Your assignment -> Below are lines of data; count those that contain "screenshot" and give the total alone.
Available data Block Start
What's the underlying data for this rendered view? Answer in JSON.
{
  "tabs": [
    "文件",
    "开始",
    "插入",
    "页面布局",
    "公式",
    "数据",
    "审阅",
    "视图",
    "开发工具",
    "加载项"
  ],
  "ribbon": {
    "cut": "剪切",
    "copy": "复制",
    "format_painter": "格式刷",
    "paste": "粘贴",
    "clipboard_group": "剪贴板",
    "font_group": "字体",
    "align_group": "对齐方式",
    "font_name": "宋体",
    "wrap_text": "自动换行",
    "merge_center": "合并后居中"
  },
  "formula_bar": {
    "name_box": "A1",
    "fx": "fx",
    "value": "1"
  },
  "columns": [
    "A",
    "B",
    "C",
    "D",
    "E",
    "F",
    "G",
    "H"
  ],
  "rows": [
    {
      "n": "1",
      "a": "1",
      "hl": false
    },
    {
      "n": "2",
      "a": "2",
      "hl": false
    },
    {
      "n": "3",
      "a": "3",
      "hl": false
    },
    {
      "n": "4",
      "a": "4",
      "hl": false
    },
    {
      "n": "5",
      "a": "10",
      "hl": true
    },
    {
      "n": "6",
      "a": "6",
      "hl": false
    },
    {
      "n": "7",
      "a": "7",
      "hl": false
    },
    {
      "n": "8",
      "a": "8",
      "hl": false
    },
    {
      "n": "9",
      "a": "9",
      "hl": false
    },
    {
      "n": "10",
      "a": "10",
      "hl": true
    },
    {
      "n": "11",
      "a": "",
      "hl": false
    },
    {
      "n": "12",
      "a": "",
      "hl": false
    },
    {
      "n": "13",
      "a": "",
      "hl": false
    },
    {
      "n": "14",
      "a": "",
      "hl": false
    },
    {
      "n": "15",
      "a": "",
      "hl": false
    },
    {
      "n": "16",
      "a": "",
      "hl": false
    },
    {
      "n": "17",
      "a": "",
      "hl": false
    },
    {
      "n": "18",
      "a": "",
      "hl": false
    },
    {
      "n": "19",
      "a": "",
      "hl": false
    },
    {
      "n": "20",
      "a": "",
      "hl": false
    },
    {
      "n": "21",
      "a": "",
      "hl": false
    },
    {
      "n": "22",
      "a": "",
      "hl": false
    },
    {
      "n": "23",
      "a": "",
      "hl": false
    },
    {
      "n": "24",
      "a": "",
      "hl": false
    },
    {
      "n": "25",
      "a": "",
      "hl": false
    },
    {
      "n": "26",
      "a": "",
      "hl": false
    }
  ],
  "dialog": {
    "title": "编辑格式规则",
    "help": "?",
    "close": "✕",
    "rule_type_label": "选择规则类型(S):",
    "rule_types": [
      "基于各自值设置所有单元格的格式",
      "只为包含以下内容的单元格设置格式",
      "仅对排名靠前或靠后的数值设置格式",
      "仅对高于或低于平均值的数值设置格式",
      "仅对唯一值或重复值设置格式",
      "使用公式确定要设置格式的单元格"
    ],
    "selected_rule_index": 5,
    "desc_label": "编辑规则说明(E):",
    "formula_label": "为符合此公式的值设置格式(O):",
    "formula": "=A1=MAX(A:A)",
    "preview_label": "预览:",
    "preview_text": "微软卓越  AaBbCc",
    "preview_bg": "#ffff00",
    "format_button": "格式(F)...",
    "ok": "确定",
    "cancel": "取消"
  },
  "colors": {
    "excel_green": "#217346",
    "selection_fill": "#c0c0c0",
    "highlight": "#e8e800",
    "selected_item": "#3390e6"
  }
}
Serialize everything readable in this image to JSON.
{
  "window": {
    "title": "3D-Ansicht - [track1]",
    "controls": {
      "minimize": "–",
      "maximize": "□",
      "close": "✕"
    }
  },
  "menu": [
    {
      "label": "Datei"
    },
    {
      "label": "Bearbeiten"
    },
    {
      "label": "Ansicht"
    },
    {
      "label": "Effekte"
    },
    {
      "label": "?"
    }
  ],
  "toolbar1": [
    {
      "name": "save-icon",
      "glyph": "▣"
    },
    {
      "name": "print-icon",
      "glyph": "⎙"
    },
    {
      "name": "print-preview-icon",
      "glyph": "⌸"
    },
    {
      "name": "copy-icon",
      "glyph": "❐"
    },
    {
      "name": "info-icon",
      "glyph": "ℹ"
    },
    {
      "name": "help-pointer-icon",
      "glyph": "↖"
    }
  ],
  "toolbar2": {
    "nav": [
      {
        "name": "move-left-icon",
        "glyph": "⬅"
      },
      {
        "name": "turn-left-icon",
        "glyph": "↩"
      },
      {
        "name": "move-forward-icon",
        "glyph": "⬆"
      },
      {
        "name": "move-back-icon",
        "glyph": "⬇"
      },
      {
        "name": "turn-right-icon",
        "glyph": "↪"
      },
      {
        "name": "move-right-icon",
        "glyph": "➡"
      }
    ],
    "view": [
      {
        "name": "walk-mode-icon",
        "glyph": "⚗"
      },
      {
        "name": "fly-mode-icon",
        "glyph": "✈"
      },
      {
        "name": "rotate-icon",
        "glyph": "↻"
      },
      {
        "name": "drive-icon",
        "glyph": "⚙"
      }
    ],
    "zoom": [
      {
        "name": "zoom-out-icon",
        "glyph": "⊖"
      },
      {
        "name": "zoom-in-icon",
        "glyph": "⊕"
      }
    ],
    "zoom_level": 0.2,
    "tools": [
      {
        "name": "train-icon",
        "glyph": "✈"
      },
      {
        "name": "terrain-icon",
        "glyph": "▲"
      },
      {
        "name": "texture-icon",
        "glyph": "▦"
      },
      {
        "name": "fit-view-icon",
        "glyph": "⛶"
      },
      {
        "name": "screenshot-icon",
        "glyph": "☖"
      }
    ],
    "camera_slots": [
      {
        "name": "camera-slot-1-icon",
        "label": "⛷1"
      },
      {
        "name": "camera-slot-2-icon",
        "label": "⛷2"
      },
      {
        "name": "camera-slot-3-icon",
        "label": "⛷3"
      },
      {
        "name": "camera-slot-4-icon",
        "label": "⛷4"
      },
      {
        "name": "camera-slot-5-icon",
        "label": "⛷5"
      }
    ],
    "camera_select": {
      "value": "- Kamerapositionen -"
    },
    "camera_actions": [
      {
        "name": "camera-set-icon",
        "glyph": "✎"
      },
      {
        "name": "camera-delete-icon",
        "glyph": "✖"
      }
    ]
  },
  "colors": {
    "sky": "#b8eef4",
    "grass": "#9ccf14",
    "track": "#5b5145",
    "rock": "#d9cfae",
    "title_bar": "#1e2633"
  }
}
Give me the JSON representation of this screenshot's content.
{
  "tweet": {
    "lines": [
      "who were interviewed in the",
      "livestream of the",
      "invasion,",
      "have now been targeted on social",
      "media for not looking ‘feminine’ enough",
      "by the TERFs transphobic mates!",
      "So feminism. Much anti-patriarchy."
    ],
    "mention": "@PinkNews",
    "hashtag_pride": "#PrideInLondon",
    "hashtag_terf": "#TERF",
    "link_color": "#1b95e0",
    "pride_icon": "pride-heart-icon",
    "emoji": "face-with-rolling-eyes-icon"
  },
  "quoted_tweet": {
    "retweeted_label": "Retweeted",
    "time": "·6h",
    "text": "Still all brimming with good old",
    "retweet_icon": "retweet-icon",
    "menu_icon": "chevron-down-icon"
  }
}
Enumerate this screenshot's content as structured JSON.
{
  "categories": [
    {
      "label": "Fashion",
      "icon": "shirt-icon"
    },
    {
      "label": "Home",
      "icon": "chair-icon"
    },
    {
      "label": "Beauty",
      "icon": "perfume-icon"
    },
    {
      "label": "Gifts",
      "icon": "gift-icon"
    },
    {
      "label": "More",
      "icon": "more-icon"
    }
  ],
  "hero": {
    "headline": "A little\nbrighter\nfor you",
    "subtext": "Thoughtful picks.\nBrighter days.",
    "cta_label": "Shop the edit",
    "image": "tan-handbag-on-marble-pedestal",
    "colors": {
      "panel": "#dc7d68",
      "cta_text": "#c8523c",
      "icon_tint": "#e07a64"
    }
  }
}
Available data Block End
Answer to this task -> 3